Task prompt:
Show every line from the data below that includes "this".

##### Material to process

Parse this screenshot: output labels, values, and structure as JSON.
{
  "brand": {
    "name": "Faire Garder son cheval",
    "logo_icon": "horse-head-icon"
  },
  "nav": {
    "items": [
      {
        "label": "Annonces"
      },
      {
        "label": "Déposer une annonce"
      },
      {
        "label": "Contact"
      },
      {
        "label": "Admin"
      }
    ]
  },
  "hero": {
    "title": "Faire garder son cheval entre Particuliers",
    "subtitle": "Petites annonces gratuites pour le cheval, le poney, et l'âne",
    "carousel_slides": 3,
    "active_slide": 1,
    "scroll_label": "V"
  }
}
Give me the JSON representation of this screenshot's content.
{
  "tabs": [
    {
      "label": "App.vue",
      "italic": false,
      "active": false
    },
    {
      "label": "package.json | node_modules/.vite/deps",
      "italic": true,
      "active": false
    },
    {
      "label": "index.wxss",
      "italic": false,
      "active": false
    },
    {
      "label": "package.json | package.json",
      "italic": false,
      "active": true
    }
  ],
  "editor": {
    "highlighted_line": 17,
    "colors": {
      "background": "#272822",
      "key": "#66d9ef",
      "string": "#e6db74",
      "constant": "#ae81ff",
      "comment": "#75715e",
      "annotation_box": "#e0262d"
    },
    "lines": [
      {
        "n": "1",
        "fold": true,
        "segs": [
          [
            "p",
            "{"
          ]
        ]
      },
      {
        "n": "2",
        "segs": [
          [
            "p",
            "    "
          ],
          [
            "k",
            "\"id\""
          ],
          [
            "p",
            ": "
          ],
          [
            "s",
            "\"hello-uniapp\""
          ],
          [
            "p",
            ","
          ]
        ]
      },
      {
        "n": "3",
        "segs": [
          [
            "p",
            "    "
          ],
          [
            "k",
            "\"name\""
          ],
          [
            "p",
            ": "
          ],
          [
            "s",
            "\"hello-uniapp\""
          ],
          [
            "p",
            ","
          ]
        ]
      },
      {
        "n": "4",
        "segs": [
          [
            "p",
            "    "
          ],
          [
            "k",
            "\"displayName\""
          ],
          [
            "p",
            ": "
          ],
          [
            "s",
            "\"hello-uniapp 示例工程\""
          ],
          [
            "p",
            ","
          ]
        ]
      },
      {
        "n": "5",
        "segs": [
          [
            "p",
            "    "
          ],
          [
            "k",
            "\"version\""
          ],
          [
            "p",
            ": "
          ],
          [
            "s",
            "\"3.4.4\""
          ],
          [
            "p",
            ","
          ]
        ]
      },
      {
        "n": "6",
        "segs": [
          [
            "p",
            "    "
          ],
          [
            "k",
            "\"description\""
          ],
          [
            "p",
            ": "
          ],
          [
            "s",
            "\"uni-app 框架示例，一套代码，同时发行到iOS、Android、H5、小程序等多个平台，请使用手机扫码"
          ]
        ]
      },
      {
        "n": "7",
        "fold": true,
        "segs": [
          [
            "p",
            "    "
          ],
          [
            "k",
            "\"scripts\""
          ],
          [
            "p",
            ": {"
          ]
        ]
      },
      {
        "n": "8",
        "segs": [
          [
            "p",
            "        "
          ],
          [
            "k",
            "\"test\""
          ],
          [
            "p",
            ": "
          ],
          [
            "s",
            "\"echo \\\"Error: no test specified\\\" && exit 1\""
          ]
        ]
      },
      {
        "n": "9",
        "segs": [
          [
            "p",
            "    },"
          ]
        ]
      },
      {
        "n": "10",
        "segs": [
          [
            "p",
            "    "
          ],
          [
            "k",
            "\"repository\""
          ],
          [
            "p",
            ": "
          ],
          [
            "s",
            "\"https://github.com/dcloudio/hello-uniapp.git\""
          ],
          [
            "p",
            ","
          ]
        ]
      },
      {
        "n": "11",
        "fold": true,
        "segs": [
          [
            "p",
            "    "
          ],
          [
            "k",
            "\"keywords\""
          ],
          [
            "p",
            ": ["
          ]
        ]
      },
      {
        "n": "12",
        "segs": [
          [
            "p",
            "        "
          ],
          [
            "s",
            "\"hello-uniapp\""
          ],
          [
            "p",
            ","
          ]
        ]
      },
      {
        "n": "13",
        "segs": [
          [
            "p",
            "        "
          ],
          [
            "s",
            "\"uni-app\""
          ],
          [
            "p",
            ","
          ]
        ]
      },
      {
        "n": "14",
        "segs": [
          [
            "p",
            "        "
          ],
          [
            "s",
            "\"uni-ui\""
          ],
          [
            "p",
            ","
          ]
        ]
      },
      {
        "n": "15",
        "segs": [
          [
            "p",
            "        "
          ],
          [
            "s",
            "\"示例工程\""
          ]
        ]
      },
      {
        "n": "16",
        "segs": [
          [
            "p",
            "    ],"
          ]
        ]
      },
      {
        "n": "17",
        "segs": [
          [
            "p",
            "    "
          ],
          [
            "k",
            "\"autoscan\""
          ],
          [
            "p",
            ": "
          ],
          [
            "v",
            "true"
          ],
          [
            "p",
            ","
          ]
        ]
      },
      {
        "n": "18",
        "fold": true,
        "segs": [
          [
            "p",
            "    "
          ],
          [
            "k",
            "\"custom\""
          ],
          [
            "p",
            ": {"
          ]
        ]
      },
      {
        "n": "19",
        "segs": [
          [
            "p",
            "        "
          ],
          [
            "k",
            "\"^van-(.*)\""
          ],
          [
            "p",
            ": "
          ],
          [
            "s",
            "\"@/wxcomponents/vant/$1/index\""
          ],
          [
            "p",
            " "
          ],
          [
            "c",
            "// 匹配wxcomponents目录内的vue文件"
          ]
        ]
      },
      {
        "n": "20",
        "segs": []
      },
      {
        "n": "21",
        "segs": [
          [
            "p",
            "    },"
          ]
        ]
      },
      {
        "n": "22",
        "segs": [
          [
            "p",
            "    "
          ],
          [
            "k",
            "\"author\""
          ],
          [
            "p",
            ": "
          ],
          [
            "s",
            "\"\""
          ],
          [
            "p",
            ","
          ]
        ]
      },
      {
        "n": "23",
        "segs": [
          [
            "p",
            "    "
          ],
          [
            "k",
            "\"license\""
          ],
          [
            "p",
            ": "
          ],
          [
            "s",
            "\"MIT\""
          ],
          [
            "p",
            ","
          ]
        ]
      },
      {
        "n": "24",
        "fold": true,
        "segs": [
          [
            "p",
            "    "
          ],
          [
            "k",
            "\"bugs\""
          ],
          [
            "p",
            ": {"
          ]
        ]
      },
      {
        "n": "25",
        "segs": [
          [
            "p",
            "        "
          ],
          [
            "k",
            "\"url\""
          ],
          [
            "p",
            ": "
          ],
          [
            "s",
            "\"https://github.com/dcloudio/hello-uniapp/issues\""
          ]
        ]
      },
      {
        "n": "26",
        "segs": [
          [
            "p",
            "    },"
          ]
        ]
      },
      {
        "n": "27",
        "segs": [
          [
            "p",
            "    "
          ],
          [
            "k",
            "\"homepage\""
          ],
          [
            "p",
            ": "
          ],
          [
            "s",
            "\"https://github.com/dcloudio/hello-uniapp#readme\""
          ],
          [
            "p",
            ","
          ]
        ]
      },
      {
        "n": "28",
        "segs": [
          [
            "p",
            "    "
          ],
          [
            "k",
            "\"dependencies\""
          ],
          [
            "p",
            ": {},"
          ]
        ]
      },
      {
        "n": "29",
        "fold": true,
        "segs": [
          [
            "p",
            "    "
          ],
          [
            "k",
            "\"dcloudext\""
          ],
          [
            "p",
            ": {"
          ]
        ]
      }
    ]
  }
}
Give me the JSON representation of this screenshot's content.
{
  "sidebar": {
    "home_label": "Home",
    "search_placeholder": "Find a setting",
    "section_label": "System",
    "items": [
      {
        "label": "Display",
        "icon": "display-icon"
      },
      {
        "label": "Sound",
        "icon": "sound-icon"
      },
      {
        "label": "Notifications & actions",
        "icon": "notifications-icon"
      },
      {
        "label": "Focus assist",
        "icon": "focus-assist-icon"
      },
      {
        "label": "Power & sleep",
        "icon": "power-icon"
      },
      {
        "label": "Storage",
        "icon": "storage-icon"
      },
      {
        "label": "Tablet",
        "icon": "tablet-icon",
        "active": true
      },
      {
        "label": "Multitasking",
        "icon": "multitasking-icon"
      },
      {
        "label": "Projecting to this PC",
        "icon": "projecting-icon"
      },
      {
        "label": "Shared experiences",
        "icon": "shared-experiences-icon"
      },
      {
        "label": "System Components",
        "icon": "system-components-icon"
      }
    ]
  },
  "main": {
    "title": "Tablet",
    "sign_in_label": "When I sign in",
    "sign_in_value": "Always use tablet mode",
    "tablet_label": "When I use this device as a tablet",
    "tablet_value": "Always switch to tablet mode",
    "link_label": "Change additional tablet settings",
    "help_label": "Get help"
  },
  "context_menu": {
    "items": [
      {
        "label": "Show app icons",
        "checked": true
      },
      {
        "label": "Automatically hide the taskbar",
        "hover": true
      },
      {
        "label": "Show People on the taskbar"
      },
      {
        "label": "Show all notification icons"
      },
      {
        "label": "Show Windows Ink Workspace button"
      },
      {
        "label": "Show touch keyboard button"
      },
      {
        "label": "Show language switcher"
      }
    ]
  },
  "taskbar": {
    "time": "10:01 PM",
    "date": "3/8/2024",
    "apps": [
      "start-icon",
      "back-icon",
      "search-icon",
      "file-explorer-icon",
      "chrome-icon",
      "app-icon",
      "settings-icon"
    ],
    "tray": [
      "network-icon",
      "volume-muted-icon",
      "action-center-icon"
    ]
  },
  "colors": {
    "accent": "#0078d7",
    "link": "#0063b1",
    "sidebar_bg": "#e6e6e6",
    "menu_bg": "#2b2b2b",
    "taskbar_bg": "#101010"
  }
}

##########

Expected answer:
Parse this screenshot: output labels, values, and structure as JSON.
Give me the JSON representation of this screenshot's content.
Give me the JSON representation of this screenshot's content.
        "label": "Projecting to this PC",
    "tablet_label": "When I use this device as a tablet",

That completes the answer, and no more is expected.